WORK INSTRUCTION
Copy out all lines of the records in which the word "Internet" appears.

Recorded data
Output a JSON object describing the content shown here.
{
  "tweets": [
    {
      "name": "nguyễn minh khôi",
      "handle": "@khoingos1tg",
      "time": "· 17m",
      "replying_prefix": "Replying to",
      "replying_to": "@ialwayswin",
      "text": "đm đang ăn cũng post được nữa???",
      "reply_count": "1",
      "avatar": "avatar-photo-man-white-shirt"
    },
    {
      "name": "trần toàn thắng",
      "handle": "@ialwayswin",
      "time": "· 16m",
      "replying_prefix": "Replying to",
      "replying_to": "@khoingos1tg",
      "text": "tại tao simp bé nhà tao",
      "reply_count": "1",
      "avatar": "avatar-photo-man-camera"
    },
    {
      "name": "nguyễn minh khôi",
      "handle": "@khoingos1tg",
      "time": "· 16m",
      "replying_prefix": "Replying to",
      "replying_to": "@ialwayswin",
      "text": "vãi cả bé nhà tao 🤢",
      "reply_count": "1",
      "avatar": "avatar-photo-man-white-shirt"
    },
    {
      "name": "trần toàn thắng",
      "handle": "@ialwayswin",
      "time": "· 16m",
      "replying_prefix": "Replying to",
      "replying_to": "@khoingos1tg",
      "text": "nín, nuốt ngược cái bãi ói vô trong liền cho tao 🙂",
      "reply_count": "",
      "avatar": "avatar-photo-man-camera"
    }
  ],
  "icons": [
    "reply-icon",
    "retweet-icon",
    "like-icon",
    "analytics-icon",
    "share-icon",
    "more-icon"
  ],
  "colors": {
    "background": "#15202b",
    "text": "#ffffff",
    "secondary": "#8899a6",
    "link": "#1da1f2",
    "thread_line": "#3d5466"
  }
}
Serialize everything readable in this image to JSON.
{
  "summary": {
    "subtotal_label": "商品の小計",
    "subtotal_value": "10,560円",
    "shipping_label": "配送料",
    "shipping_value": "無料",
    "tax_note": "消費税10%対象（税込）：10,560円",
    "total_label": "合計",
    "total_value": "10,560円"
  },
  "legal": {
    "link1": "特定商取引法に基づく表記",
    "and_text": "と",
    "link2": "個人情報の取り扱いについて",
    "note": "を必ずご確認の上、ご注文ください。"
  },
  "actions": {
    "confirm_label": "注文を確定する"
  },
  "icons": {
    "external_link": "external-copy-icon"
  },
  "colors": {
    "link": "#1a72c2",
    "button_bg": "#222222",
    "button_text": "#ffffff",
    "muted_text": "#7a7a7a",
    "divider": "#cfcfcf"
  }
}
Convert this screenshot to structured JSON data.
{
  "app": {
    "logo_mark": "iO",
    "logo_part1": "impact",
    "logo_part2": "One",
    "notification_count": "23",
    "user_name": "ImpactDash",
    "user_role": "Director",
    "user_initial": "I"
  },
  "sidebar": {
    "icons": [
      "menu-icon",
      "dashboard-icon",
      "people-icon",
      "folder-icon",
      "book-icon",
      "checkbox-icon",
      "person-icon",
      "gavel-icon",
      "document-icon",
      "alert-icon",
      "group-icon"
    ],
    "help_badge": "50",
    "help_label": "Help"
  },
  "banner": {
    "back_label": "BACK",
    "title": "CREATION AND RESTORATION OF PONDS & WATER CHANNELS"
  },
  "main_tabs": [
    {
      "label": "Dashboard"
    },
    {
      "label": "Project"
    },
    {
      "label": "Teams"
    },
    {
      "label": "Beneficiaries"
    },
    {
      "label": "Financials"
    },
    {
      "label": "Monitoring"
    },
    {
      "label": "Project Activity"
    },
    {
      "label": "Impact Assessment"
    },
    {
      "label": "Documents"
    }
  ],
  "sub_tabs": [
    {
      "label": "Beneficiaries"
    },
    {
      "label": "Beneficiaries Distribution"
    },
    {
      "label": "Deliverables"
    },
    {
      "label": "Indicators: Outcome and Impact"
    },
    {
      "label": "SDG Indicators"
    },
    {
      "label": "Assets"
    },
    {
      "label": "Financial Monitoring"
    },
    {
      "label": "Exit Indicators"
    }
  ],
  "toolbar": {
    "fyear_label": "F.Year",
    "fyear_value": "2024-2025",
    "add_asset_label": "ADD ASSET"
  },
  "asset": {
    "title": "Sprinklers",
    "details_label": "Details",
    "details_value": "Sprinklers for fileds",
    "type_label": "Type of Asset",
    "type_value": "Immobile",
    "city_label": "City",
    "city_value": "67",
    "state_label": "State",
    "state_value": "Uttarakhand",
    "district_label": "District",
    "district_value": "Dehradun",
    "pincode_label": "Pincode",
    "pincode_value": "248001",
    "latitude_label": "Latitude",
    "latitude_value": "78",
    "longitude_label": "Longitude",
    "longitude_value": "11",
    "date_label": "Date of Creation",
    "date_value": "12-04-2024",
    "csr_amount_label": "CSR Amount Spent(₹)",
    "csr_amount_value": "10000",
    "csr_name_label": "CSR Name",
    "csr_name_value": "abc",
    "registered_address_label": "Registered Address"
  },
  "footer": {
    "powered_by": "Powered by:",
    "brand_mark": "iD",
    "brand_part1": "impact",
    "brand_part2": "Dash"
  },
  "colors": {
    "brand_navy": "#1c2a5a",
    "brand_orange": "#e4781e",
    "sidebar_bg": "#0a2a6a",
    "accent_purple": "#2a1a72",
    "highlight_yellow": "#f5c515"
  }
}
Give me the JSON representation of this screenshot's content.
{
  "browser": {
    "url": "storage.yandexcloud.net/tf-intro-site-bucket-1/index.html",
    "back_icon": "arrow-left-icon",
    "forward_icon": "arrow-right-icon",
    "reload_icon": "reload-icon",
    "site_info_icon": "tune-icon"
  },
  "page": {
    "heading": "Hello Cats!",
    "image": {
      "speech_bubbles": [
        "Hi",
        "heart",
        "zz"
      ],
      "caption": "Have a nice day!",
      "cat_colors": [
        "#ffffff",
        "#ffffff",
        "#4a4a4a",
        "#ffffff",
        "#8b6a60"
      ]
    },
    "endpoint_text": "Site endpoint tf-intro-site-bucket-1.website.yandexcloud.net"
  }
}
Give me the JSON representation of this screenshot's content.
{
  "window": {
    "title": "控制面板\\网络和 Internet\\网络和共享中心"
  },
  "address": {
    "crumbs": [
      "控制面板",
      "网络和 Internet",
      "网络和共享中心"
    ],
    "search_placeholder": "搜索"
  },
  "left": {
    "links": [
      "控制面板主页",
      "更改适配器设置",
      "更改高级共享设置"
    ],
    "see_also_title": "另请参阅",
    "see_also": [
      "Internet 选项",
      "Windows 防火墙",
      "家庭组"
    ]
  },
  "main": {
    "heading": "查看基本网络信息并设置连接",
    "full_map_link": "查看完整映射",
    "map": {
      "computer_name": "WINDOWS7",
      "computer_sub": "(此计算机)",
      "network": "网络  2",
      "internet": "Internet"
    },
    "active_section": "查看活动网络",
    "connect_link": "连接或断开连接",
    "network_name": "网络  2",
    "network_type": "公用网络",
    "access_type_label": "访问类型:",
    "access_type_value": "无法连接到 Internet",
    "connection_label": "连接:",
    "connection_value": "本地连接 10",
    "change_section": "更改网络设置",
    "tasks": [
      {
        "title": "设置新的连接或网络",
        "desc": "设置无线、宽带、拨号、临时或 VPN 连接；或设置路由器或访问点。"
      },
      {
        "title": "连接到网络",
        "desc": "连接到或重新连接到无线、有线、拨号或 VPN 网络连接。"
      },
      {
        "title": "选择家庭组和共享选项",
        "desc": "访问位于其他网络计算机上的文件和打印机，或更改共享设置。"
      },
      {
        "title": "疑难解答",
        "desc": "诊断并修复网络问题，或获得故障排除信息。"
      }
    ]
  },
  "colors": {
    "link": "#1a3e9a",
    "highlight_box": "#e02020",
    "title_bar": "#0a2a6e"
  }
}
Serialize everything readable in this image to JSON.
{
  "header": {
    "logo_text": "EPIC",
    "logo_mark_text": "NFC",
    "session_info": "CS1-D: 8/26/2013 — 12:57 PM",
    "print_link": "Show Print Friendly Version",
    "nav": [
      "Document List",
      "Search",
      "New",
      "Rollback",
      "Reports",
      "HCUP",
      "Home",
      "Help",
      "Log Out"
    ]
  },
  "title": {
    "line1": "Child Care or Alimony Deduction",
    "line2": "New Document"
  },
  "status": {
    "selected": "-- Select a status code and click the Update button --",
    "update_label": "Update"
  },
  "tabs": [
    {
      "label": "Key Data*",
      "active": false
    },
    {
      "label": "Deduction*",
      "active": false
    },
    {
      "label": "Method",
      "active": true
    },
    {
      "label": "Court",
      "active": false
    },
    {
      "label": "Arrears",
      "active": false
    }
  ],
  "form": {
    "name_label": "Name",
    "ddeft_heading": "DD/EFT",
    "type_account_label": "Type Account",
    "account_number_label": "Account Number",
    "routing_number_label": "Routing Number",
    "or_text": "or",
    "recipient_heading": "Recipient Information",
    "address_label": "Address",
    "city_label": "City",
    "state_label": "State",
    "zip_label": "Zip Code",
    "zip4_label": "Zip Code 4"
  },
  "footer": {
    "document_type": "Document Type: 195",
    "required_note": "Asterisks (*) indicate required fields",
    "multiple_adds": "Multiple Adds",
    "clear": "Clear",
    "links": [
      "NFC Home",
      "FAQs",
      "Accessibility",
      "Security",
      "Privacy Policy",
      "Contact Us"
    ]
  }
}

YOUR RESPONSE
    "title": "控制面板\\网络和 Internet\\网络和共享中心"
      "网络和 Internet",
      "Internet 选项",
      "internet": "Internet"
    "access_type_value": "无法连接到 Internet",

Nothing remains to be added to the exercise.